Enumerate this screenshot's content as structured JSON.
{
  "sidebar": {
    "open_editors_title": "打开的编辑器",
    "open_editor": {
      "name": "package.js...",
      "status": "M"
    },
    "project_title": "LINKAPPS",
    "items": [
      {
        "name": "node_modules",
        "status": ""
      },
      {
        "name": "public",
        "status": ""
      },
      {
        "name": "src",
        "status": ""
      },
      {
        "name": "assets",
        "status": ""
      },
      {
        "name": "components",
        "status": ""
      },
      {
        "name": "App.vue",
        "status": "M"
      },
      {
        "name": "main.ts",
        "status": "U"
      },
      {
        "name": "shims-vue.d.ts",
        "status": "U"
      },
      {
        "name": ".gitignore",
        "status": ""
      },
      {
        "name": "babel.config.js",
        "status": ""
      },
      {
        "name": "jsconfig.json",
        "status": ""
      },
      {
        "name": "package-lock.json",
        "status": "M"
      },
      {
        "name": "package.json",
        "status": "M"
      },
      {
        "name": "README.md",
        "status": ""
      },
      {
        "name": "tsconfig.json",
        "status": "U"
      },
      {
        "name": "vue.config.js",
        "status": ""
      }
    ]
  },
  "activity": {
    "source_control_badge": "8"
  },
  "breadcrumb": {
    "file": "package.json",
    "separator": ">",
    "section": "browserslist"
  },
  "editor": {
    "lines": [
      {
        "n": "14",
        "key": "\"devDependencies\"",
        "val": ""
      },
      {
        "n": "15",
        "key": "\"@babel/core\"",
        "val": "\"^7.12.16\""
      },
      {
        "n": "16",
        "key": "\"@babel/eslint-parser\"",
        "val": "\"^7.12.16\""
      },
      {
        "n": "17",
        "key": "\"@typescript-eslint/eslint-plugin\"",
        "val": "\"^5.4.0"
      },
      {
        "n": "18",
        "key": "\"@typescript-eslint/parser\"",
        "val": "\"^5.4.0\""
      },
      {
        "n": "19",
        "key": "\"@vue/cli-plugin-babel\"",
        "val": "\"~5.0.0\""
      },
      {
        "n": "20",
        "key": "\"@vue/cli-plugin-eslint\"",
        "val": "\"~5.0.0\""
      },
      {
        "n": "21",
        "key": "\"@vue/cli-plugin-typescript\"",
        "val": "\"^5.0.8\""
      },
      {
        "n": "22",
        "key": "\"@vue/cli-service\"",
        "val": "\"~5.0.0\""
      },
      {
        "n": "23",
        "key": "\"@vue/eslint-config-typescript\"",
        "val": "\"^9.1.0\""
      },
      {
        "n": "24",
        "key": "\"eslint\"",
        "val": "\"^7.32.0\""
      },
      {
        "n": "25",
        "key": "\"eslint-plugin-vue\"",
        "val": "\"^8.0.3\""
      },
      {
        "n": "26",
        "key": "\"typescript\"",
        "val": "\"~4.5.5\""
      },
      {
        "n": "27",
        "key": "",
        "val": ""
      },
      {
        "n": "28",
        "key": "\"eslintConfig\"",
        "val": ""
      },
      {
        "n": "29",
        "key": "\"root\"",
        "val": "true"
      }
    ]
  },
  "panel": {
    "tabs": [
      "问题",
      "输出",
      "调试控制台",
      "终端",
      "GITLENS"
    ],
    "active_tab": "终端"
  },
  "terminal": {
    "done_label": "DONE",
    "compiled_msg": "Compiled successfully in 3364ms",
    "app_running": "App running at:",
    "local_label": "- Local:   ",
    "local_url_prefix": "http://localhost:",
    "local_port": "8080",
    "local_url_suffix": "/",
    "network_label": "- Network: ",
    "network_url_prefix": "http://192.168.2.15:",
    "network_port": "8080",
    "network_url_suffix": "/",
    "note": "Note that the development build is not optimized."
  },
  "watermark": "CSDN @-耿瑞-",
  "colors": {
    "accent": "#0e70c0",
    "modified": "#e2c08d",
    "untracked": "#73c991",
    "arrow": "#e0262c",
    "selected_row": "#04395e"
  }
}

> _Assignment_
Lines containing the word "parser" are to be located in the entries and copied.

> _Finished exercise_
        "key": "\"@babel/eslint-parser\"",
        "key": "\"@typescript-eslint/parser\"",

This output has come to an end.